The New Lupus Drug That Could Replace Plaquenil
According to the Lupus Research Institute, a new study by Target Identification in Lupus grantee Keith Elkon, MD, of the University of Washington, Seattle, and colleagues has given hope that a new drug they designed could possibly work better than the most common anti-malaria drug currently prescribed to lupus patients.
Plaquenil is the brand name of Hydroxychloroquine. Hydroxychloroquine is an anti-malarial drug that has been used for a long time in rheumatic diseases like lupus and arthritis. It was originally created as an anti malarial drug, but was found to help manage lupus patients around the time of World War II. Hydroxychloroquine can be seen as a foundation drug that many lupus patients will continue to be on for the rest of their lives.
Even if it is not working by itself, most rheumatologists will layer lupus treatment with another drug while still keeping their lupus patients on Hydroxychloroquine. This is because Plaquenil has been studied and shown to help manage lupus symptoms like muscle and joint pain, skin rashes, pericarditis, pleuritis, and even fatigue. It has also been shown to reduce the risk of further organ damage in lupus patients when taken for long term management of lupus. The risk of flares also drops to around 50% when a patient is on Plaquenil.
For over 50 years, Hydroxycloroquine was one of the only medicines that had been approved specifically as a treatment for lupus. In recent years, many strides have been made to increase funding for lupus research and clinical trials, and there is great hope on the horizon for lupus sufferers.

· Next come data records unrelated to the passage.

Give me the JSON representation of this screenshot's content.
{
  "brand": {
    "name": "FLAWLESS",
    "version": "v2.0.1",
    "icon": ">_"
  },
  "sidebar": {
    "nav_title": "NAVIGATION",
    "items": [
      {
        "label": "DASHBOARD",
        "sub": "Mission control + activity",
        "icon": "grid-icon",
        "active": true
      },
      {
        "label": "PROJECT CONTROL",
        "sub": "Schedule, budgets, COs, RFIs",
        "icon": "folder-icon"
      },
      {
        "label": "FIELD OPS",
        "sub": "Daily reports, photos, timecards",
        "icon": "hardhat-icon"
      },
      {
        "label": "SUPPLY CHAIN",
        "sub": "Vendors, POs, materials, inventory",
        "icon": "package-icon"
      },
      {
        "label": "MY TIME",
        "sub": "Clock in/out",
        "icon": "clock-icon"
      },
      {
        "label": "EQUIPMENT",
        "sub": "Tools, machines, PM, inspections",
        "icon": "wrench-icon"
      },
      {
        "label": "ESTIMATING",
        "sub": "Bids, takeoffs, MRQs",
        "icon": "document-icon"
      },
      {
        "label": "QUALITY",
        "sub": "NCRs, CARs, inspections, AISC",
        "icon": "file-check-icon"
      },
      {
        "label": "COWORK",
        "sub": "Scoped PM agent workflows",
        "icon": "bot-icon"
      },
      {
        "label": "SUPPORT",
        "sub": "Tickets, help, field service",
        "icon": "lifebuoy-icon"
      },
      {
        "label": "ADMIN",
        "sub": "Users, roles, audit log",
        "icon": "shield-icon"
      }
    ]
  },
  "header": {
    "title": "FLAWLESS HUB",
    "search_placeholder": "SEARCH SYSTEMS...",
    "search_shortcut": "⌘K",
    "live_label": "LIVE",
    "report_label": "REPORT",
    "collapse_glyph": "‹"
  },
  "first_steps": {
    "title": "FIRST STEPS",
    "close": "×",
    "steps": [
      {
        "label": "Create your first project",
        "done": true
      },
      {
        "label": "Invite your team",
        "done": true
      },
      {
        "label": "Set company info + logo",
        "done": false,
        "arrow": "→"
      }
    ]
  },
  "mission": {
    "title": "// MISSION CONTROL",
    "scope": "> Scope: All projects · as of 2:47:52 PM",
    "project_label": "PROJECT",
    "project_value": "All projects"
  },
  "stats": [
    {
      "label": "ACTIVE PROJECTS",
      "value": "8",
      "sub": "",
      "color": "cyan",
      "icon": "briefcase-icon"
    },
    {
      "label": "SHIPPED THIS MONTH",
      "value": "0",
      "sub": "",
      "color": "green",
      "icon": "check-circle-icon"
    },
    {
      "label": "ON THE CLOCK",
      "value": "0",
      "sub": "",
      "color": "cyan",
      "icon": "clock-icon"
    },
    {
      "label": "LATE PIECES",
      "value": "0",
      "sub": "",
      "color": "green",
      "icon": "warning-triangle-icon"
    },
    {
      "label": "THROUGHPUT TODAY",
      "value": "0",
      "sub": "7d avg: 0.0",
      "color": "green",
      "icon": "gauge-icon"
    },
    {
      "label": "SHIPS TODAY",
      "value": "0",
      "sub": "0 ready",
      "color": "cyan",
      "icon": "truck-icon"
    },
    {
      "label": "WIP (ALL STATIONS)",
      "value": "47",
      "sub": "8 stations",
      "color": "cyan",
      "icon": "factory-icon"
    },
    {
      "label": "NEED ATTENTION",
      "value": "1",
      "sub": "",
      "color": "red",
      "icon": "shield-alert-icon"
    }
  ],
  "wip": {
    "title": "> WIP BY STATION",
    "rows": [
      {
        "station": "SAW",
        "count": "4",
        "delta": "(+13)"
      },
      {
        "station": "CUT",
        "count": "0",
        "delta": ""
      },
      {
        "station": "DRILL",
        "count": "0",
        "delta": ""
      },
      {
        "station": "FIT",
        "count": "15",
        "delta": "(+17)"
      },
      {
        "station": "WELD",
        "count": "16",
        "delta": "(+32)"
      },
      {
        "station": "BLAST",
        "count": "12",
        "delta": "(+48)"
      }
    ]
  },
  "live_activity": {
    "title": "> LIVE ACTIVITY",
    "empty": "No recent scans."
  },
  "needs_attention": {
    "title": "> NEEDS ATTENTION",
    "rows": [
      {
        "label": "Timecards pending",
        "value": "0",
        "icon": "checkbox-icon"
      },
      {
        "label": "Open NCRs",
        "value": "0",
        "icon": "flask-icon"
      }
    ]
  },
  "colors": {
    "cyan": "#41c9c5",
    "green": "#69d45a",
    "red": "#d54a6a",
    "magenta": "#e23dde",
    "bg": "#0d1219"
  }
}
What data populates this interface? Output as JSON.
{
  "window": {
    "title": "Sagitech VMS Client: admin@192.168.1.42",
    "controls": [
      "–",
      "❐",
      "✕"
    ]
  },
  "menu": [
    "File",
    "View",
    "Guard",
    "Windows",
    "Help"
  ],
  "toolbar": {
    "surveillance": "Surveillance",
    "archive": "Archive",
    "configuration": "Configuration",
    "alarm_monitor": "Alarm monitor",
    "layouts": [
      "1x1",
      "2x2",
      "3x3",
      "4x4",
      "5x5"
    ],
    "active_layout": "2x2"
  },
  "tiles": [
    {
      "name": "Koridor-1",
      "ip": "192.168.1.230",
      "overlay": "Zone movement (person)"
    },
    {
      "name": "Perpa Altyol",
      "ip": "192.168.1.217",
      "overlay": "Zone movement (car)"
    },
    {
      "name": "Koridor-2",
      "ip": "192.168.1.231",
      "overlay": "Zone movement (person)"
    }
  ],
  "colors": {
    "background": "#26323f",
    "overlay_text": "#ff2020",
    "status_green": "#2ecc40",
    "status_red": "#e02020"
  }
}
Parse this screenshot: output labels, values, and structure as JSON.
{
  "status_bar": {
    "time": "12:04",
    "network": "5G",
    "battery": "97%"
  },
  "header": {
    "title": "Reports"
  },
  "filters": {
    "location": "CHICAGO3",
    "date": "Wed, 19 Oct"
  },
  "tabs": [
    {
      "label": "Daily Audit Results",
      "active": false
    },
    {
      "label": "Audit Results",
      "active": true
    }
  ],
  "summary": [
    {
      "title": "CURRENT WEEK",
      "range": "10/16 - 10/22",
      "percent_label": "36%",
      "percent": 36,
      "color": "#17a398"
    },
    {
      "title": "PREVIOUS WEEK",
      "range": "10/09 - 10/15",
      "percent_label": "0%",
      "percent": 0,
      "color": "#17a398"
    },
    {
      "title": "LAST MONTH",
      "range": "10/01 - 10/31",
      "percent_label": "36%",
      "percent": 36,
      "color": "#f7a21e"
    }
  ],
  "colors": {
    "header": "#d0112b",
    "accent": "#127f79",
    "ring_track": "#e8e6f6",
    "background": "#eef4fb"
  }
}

According to the study conducted by Target Identification in Lupus grantee Keith Elkon, MD, of the University of Washington and his colleagues, a new drug they designed, has shown promising results in a study with mice. This lupus study, focused on the type I interferons that are believed to be produced in excess among lupus patients. Type I interferons are are a large subgroup of interferon proteins that help regulate the activity of the immune system. In patients with lupus, these proteins are found in excessive numbers and could explain the overreaction of lupus patient’s immune systems.
Anti-malarials also work in lupus patients by reducing the number of interferon proteins, but they are not sufficient for more serious lupus symptoms and manifestations. This study by Dr. Elkon provides a promising look to a safer and more reliable drug that will help to reduce interferon proteins and provide better lupus disease management.
This new drug, currently called X6, was shown to provide a better response to lupus symptoms than that of Hydroxychloroquine. During the study, Dr. Elkon and his team compared the results of the new drug X6 to Hydroxychloroquine in mice that carried a specific gene mutation, also found in some lupus patients. The results were exciting for the lupus community.
According the journal published, the lupus researchers concluded that drug X6 diminished the amount of type I interferons in the mice, while hydroxychloroquine did not. In the same study, the research team noted that X6 worked better to reduce heart inflammation as well. It was concluded that X6 outperformed Hydroxychloroquine in this study and further tests will need to be conducted before this new lupus drug would be allowed in human clinical trials.
The Lupus Research Institute is one of my favorites sites to stay up to date on all the new lupus research and drugs that will hopefully lead to a cure for lupus. I highly recommend visiting their site to stay abreast of new treatments and studies being conducted that solely focus on lupus and its treatment.